There are renewed concerns that potentially dangerous nuclear material in the former Soviet Union has not been properly accounted for after Georgia's revelation this week of a failed plot involving a Russian man trying to sell weapons-grade uranium to an undercover officer. VOA's Lisa McAdams in Moscow has details.

The case dates back to early last year and involves a Russian and three Georgians, who were trying to sell 100 grams of highly enriched Uranium to a buyer in Georgia. According to news reports, the men said they had still more uranium on offer back in North Ossetia - a claim that has not been independently verified.

All four men have since been imprisoned, following a joint undercover operation involving U.S. and Georgian officials.

Georgia's Interior Minister Vano Merabishvili says he went public with the story this week because he says Russia has not been cooperating or turning over information about the case as requested.

There has been no official reaction from the Russian government. But Alexander Pikayev, a Moscow-based defense analyst, tells VOA that Russia cannot remain silent on this forever.

"These reports require further investigation and I believe [the] Russian side also needs to cooperate quite seriously," he said.

Pikayev says this incident shows a black-market trade of dangerous nuclear materials does exist - and not only in Georgia. As he put it, the International Atomic Energy Agency (IAEA) has a voluminous (huge) data bank of such discoveries.

The Vienna-based agency is expected to give fuller details of the Georgian case later Friday.

Pikayev says officials need to focus on providing better safeguards to keep such materials from falling into the wrong hands. He says the material should be consolidated into fewer storage sites and removed altogether from storage in civilian institutions.

The Moscow-based analyst says officials also need to cooperate more and politicize less -- a comment that stems from allegations on the Russian side that Georgia only revealed the story now for political gain.

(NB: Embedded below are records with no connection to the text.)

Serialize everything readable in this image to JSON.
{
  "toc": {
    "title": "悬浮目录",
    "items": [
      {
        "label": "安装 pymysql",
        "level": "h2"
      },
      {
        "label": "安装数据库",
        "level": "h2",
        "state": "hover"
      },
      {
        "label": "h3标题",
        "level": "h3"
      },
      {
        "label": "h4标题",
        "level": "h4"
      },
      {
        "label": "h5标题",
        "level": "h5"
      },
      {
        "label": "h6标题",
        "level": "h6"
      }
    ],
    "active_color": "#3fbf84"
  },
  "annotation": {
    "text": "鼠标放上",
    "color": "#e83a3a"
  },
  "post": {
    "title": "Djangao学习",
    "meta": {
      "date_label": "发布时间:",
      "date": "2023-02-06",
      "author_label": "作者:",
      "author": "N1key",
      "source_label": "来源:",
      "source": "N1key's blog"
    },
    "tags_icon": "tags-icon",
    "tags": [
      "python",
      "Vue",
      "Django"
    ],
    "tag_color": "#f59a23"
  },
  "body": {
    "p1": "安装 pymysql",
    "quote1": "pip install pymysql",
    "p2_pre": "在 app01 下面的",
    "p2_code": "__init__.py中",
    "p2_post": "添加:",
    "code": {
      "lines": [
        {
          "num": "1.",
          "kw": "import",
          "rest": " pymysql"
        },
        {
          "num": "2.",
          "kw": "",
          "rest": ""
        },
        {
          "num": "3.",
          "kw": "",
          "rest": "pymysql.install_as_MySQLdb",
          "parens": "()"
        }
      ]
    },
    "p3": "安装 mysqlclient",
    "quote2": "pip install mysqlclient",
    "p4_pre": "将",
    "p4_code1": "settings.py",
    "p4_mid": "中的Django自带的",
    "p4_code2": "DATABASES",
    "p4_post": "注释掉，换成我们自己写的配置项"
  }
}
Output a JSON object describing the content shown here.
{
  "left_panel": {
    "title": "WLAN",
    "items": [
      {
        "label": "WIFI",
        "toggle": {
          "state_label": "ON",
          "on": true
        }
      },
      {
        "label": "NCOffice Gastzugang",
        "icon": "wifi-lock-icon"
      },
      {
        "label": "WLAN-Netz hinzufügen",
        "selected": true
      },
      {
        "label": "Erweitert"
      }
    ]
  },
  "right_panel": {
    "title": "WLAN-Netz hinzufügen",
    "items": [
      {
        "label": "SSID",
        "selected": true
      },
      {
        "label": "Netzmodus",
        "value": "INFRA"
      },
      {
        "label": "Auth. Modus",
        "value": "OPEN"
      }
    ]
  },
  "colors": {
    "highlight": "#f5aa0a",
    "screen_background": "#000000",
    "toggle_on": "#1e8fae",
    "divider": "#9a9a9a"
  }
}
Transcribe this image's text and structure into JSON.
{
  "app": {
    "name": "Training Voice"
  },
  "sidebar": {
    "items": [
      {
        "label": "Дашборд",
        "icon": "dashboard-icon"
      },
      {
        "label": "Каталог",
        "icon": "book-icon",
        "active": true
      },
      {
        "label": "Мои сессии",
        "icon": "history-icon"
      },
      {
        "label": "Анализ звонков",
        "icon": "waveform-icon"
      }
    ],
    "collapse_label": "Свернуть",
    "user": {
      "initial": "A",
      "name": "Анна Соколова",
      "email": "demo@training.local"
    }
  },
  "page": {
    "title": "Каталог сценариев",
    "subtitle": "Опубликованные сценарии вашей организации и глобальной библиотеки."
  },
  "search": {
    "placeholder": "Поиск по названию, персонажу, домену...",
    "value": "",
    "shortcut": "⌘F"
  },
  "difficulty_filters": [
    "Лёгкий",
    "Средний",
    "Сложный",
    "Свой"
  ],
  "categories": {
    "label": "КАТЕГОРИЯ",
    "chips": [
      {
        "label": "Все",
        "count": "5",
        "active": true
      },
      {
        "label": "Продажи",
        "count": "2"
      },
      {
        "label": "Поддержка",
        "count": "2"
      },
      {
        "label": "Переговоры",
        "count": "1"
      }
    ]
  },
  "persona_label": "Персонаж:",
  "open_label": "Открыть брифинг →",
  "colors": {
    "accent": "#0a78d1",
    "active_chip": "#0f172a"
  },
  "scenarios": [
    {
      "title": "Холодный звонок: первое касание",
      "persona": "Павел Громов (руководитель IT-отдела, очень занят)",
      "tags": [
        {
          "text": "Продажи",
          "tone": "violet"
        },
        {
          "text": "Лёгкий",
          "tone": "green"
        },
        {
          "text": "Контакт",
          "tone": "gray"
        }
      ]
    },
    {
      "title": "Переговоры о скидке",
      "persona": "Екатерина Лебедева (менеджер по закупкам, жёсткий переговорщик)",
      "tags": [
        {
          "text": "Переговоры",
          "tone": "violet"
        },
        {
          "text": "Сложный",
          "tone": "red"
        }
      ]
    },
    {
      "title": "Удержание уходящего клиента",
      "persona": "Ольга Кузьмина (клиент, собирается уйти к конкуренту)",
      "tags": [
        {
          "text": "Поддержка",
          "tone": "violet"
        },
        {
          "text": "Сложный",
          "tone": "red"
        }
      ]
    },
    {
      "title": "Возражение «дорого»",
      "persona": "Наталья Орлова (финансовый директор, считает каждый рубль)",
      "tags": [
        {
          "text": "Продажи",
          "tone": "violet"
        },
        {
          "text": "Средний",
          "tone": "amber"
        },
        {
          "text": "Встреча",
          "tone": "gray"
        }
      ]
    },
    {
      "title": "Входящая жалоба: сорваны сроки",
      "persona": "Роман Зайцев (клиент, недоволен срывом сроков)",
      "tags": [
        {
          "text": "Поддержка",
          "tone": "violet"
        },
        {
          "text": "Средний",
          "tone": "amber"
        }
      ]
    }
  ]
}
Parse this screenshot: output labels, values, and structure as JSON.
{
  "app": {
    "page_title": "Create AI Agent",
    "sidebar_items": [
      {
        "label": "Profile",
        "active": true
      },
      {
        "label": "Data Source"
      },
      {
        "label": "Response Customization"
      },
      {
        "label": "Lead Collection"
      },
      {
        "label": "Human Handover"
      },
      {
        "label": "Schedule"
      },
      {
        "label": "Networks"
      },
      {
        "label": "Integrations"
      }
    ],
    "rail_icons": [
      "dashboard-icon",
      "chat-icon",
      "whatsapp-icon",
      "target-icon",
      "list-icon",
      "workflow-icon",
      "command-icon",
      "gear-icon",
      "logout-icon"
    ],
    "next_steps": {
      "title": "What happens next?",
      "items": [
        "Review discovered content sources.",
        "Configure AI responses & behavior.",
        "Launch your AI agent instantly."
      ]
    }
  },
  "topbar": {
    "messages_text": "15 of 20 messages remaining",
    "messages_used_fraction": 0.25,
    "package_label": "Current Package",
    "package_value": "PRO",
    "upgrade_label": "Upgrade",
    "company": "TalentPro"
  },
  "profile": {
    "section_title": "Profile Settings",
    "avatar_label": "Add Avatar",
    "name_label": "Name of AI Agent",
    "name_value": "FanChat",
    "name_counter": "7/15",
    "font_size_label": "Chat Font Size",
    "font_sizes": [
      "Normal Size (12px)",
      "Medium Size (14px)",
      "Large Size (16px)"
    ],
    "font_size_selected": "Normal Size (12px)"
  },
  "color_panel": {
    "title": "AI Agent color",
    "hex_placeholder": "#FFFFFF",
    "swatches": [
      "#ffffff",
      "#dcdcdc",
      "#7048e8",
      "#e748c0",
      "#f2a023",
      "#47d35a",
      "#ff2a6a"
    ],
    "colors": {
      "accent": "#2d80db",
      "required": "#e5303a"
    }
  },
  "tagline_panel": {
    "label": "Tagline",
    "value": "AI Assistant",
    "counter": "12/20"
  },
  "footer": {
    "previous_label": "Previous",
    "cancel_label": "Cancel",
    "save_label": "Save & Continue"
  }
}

Relations between Russia and Georgia have been tense for months now and show little sign of easing, although the Russian Ambassador to Georgia did return to the capital, Tbilisi, earlier this week. The ambassador was recalled to Moscow last year after Georgia accused several Russian military officers of spying.